Oooh boy… This case just keeps getting weirder and weirder. Long story short, it wasn’t a jaguar, it was a hyena! So, now determined to find whoever did this at all costs, Proctor and Gershwin are headed for what appears to be the centre of the madness, St Blaise’s Church.
The story so far: Following fanciful rumours of an escaped jaguar, human remains have been discovered in Chester city centre. It soon transpires that not only have these remains been half eaten by some wild animal, but they have been purposely dumped in the city centre AND they’ve been eaten some time after death and, presumably, burial. To make things more complicated, irritating internet star Jessie Hobb, caught sniffing round the crime scene for views, was lured there by a tweet from one Gordon Gloucester. Gordon Gloucester, it transpires, is none other than the man who now lies on a mortuary table… If that sounds crazy, don’t worry, it is! We pick up the story the following morning as Proctor and Gershwin set out to discover what kind of animal they’re dealing with.
If I were to walk around Manchester and ask if people had heard of William Harrison Ainsworth, almost all of the answers I would get would be in the negative. I could spend a day, going from end to end along King Street, and I doubt anybody I met there, even those who vaguely knew who I was talking about, would be able to tell me much about him. William Harrison Ainsworth, truth be told, has been forgotten. In the city of his birth you won’t find a plaque or a statue or anything to remember him by, even on King Street, the street where he was born. The books that he wrote in his lifetime, books that were incredibly popular, aren’t available in the shops, though you can get a few of them as eBooks from Gutenberg and a few other places. William Harrison Ainsworth, I guess you could say, is now no more than a shade of memory.
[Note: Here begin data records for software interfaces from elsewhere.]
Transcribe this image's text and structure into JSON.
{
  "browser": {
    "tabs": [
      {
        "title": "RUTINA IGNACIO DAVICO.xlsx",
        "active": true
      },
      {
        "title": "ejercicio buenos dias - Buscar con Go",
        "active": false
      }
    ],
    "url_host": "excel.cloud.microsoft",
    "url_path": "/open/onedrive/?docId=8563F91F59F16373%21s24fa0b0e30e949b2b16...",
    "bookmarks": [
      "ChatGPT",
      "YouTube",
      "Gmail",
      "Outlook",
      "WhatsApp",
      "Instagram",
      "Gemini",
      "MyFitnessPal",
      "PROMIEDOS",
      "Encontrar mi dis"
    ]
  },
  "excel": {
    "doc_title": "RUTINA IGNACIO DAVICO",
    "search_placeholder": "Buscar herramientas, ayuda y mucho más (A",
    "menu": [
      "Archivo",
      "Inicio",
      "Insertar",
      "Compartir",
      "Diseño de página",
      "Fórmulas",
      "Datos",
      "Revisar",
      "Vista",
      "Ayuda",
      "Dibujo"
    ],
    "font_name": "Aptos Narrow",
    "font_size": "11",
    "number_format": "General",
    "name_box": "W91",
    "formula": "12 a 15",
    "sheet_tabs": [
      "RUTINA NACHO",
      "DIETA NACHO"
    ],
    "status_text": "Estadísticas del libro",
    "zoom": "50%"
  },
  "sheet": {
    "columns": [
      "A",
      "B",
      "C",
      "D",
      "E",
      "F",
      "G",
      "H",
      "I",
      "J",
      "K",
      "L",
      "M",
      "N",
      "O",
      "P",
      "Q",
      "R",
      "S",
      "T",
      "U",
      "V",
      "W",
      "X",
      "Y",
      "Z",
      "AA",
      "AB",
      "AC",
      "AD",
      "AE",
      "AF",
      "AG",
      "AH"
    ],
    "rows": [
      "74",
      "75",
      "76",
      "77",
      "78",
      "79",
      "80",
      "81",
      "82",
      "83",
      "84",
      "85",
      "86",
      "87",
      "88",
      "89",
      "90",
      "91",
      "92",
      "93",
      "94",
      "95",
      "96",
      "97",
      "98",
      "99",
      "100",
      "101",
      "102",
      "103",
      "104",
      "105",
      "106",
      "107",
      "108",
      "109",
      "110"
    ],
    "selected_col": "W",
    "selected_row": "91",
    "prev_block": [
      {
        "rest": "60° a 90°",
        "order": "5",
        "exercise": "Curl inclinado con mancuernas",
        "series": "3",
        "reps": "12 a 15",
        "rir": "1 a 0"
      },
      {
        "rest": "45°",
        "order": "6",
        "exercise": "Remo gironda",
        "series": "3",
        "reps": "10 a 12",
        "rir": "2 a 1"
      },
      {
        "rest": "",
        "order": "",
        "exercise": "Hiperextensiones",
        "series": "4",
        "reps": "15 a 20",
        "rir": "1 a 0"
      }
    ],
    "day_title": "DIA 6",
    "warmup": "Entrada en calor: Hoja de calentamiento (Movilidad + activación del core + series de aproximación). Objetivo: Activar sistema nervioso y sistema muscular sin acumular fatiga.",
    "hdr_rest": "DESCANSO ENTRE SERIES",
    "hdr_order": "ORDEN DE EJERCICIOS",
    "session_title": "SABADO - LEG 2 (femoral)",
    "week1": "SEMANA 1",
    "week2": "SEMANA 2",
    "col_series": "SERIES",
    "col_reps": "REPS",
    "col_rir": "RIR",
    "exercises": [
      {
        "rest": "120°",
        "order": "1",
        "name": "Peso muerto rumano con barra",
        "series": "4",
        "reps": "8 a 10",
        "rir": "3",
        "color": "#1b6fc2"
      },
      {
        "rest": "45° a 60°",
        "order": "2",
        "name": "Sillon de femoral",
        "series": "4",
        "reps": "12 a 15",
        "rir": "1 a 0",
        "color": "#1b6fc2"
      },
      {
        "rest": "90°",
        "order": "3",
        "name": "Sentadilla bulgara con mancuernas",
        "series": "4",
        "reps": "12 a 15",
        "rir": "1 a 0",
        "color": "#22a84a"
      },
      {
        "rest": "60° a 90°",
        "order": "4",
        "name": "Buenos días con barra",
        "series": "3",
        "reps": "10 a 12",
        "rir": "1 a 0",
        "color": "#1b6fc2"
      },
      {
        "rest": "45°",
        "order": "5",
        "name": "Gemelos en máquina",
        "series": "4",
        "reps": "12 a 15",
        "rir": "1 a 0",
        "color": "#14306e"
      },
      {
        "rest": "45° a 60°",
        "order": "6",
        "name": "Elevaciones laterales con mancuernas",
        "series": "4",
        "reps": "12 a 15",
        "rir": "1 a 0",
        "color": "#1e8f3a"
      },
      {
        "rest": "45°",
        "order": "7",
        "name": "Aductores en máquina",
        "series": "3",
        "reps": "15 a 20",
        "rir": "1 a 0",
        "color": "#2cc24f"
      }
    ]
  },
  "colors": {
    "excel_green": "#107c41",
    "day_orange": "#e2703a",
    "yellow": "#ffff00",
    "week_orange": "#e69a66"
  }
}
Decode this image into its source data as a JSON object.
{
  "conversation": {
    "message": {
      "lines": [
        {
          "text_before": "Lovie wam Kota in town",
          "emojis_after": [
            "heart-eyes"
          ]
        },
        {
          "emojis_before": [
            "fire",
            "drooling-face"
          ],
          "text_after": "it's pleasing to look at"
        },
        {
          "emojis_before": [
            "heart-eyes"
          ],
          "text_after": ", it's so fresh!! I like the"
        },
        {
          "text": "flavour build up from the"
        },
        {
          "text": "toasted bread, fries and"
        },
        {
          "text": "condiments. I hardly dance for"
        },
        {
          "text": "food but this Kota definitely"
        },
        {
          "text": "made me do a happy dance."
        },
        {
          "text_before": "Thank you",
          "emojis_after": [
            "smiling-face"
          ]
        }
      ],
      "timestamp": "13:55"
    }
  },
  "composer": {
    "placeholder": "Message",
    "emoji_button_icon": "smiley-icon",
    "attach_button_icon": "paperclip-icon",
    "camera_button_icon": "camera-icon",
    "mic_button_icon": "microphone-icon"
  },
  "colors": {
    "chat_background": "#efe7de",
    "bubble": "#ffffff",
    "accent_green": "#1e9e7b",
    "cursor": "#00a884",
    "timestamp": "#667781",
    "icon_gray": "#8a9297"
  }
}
Continue reading
There were rumours of an escaped Jaguar, but that is all they were, rumours… Until a mutilated, half eaten body turned up and an irritating internet video star was caught sniffing around the crime scene for views. Then, horror of horrors, it turned out the body hadn’t just been attacked by a wild animal, it had been fed to a wild animal, post-mortem… We pick up the story just as Proctor and Gershwin return to the police station to begin untangling the mess. People of the internet, I give you…
Blackadder Back and Forth begins with a claim that the Blackadder dynasty have ‘forever been at the centre of British history and society.’ Then, over the opening credits, we see a montage of various images depicting the Blackadder we all know being involved with events such as the Battle of Hastings, Thatcherism and the desert campaign of the Second World War. The montage is meant to reinforce the idea that they have always been there, always been a powerful influence on the course of history. It is nonsense, of course. It is only a comedy. But what if I were to tell you that there is a dynasty who have been a powerful influence on the course of British history, who have helped to shape its course and even change its direction? They have helped to crown and depose kings and statesmen, influenced our language and they have, at times, been just as opportunistic, treacherous, slimy and power hungry as their fictional counterparts. There is in fact a real Blackadder dynasty: The House of Stanley.
Ladies and gentleman, boys and girls, I would like to introduce you to a brand new serial which I’ll be releasing every Thursday throughout March. Freshly promoted to Detective Inspector, Simon Proctor is back on the streets of Chester and, with a new sidekick trailing two steps behind, he’s about to face one enormous headache- An escaped jaguar, possibly non-existent, an irritating YouTube star, unfortunately existent, and the ubiquitous dead body, sadly human. Ladies and gentlemen, boys and girls, lend me your ears and…
Another of the Coffee House interviews? Yes please! This time we’re going right back to nineteen twenty to meet a man who has spent fifty five years in the spying business, who has seen the world change before his eyes and who, over the last decade, has seen everything he has built threaten to fall down around him. At the door to our coffee house, on the banks on the River Mersey, I would like to introduce you, to Max.